        Given all this uncertainties I am not so sure the people have what it takes to be the land of the free and home of the brave anymore.

  • TimLawver

    Robin,
    For sure both D’s and Rs have jumped on the get the SO bandwagon in that sense it is not a partisan issue. BUT if we look at it from the perspective of the DATABASE one can plainly see BIG DATA is clearly in the hand of the Rs.
    About now the D’s are wondering “what the hell happened?” We got Pres Obama now we’ ve lost and keep losing elections. Right now they’re just figuring out when they sold out the SO via registration et al, they cut their own throats. A lot of people on the list would usually vote D, but no more. Cops and prison guards and P&P agents are mostly unionists who support D’s and vote en-masse.

    Our issue however is not the only way the average Joe has been sold out by Ds. Consider NAFTA as another reason why many bailed on the DNC to vote Trump. That is the way I break it down. As I have stated before the first NSA database was built in Utah, not Arlington or Manassas. There was a reason for that choice.
    They had built it but how they could use it on the general population was limited by the constitution and public opinion. It was 1994! When Mr. Snowden made his revelation people freaked! But the die was caste and who did they ( the deep state) use as a tool to gain unfettered use of the database to monitor the domestic population… The child molester. The Whetterling Act allowed individuals to be monitored via computer database for public safety.

    • TimLawver

      Mr. Schumer’s bill makes the counter argument from my comments below being a Dem. FBI DATABASE now open to the GP when Trump signs off.

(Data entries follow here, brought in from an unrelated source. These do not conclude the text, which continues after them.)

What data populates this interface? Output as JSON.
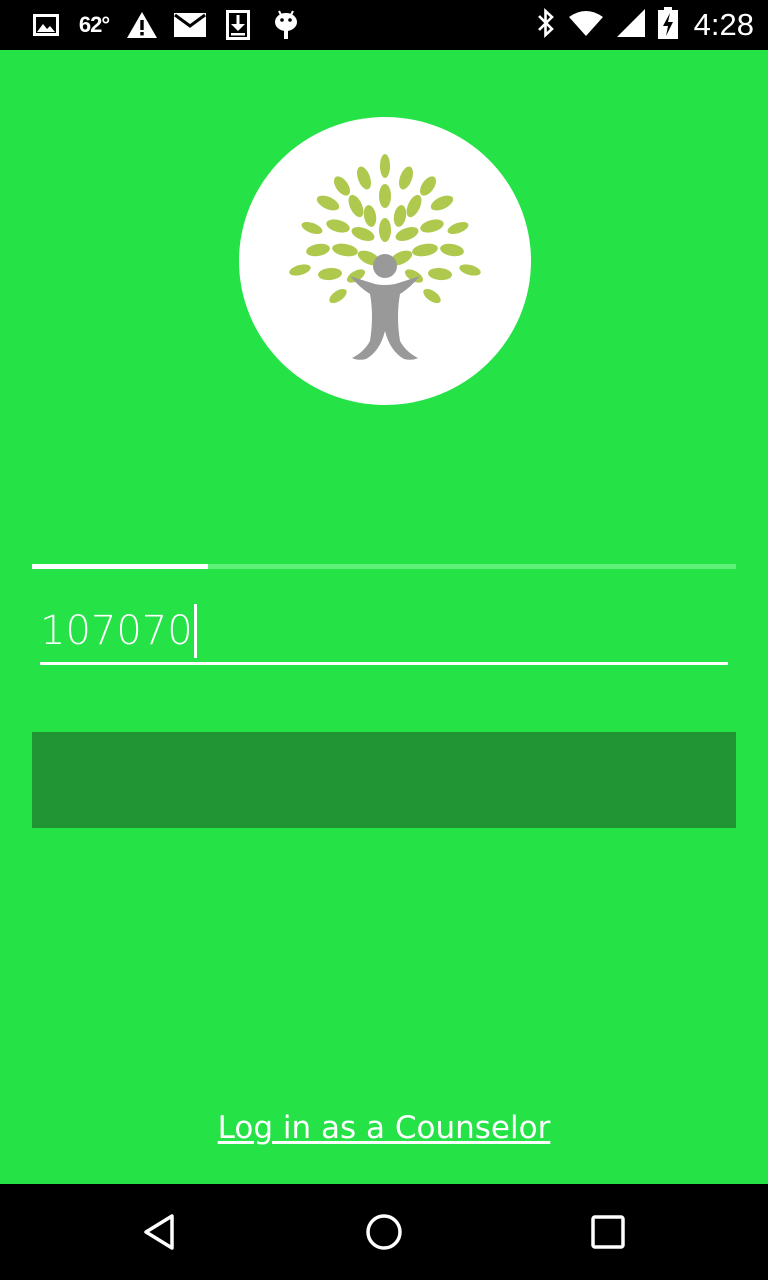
{
  "status_bar": {
    "left_icons": [
      "image-icon",
      "temperature",
      "warning-icon",
      "mail-icon",
      "download-icon",
      "android-icon"
    ],
    "temperature": "62°",
    "right_icons": [
      "bluetooth-icon",
      "wifi-icon",
      "signal-icon",
      "battery-charging-icon"
    ],
    "time": "4:28"
  },
  "colors": {
    "background": "#25e247",
    "button": "#219434",
    "status_bar": "#000000",
    "leaf": "#aec94d",
    "figure": "#999999"
  },
  "logo": {
    "icon": "tree-person-logo"
  },
  "progress": {
    "value": 0.25
  },
  "login_form": {
    "code_value": "107070",
    "submit_label": ""
  },
  "footer": {
    "counselor_link": "Log in as a Counselor"
  },
  "nav_bar": {
    "icons": [
      "back-icon",
      "home-icon",
      "recents-icon"
    ]
  }
}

The Administration branch again moves against those already convicted via database in an effort to assist public safety and law enforcement. Mr Trump is an R and Schumer merely rides his coattails. Chuck will continue to milk the issue it is good for his peeps. This change in law will bring on more affirmative disabilities and constraints imposed by the people themselves. Soon facial recognition devices will be used on the GP for “the benefit of GP”. These technologies are database & software driven firms are highly profitable tech start ups. The devices are cheep to produce but they are USELESS without the all important DATABASE!

      • rwvnral Post author

        I guess you notice that Schumer finally got his FBI bill through (providing that database to volunteer organizations that work with children). When I was reading about the passage of the bill, I wondered in the back of my mind why it took so much effort. What was the pushback? And where was it coming from?

    • rwvnral Post author

      I appreciate your insight. I can’t argue with it. The odd thing for me, politically speaking, is that the Rs have always been the party touting individual liberty and the Ds have generally been the party more inclined towards the Big Data inclinations. Which I think you fairly state. How does 9-11 play into this? Don’t you think it’s a factor as well?

  • TimLawver

    R,
    I was happy to hear of your press. If change in public opinion is key the I propose this; let us confront Mr. Blumenthal on camera concerning his efforts to quash freedom of speech. Let him confirm or deny such reports! Is he a trained attorney? If so we able to force him to reconcile the two. His only good answer is ” to protect children” and it will not be good enough for the public. He knowingly and blatantly violated what he oathed to uphold. He knew better and the public WILL recognize the importance of his abdications.

    While we’re at it we can ask him if he supports other unconstitutional behavior. After all he did this outside of his duties as a Senate member.